Because something that can happen when you’ve been hit with the type of force that causes the brain to swirl inside your head is small blood vessels can break and cause a clot. This can be dangerous because the blood accumulating in the skull can compress the brain. Therefore, with an injury of this sort, time is of the essence when it comes to receiving medical treatment.
The only way you can diagnosis this, Dr. Mendez said, is with a CT scan.
This is where the hand-held Infrascanner comes in. The infrared light it sends out can detect stationary red blood cells that have formed a clot.
“It is very sensitive,” he said. “It can detect with 99.9 per cent accuracy.”
In fact during testing on one of the Mariners players it detected that the player had experienced a nose blood earlier in the day. This even amazed Dr. Mendez himself.
For the past three to six months he has been testing the device in trauma situations.
“We had a patient who came in from a car accident. We scanned the patient and in 10 seconds found that he had a hematoma. Then we took him to a CT scanner and the hematoma was right where we predicted,” he told the players. He also said that in cases where the scanner indicated there was no bleeding or clot the CT scan confirmed this.
As for what the units would cost, that is still unknown.
After explaining the technology to the team Dr, Mendez was looking for a half-dozen volunteers to try it out. Instead, he got the entire Mariners team. Everyone was eager to go through the scanning even though some, admittedly, were a little nervous because of what it could detect. Everyone, however, received the all clear.
Dr. Mendez then re-scanned the players after their game that night. Again, all was good.
“It's pretty impressive. I don’t even know what to say about it, it was that amazing,” said player Colin Campbell.
His teammate Matt Tomah said to have this type of technology available on a hockey bench would go a long way towards easing a player’s mind if they have suffered a hit or concussion. Derek Larade, who in the past has been diagnosed with a concussion, agreed. He was glad the team was participating in this testing.
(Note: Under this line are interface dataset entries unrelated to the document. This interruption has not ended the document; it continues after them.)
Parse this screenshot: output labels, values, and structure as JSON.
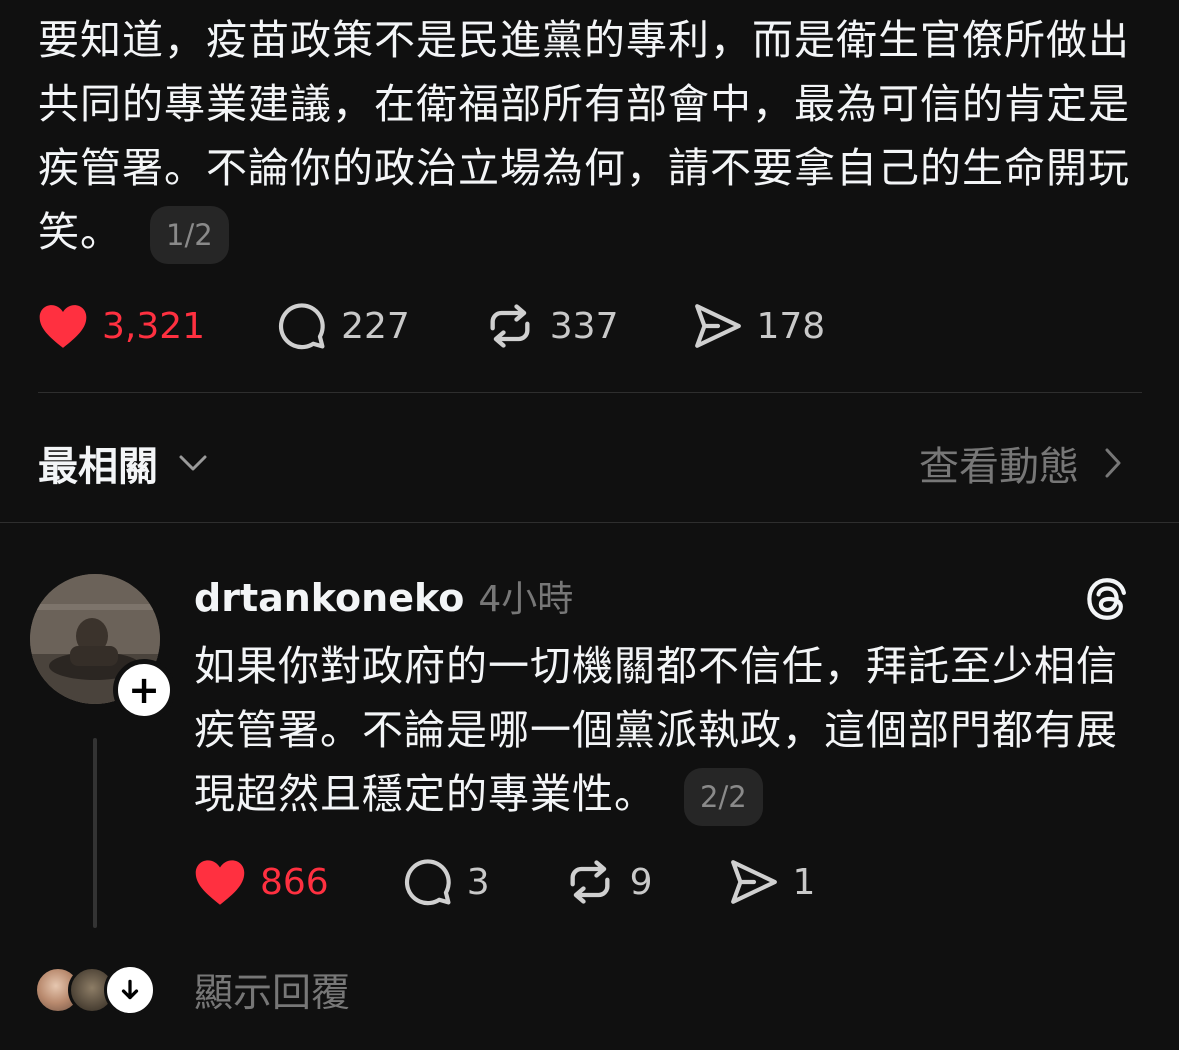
{
  "post": {
    "text": "要知道，疫苗政策不是民進黨的專利，而是衛生官僚所做出共同的專業建議，在衛福部所有部會中，最為可信的肯定是疾管署。不論你的政治立場為何，請不要拿自己的生命開玩笑。",
    "page_indicator": "1/2",
    "likes": "3,321",
    "comments": "227",
    "reposts": "337",
    "shares": "178"
  },
  "filter": {
    "label": "最相關",
    "view_activity": "查看動態"
  },
  "reply": {
    "username": "drtankoneko",
    "time": "4小時",
    "text": "如果你對政府的一切機關都不信任，拜託至少相信疾管署。不論是哪一個黨派執政，這個部門都有展現超然且穩定的專業性。",
    "page_indicator": "2/2",
    "likes": "866",
    "comments": "3",
    "reposts": "9",
    "shares": "1",
    "show_replies": "顯示回覆"
  },
  "colors": {
    "background": "#101010",
    "like_red": "#ff3040",
    "text_primary": "#f3f5f7",
    "text_secondary": "#777777"
  },
  "icons": [
    "heart-icon",
    "comment-icon",
    "repost-icon",
    "share-icon",
    "chevron-down-icon",
    "chevron-right-icon",
    "threads-logo-icon",
    "plus-icon",
    "arrow-down-icon"
  ]
}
“I thought it was pretty neat that he came down and showed us this and that we could be the first team to be introduced to this and see how beneficial it is,” Larade said.
His teammate Braden Mercier said he could definitely see technology like this being in demand in the coming years.
And that’s what Dr. Mendez is counting on.
Just as defibrillators have spread in arenas, he wants to see this become widespread too.
“My hope is that every ambulance in the world, and every team that could have a potential concussion, has one of these,” he said, adding it would be especially important to teams that travel because a player could continue to be monitored on the ride home.